What the task asks ▸
Below are lines of data; count those containing the word "label" and write nothing but the number.

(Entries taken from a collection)

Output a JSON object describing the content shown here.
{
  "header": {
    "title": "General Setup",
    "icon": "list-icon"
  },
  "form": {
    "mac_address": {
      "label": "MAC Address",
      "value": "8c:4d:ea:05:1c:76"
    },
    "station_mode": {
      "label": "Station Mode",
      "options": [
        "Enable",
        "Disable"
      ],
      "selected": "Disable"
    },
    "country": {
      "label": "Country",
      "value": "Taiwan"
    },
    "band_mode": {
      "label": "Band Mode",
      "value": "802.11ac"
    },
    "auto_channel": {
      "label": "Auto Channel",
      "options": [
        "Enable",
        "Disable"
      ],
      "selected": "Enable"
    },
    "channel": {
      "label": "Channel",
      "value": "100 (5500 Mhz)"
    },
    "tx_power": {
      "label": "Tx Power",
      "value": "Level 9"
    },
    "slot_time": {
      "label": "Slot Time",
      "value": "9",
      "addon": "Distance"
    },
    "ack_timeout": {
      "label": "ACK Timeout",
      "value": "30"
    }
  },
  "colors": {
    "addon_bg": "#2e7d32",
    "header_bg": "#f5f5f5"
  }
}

Response area ▸
9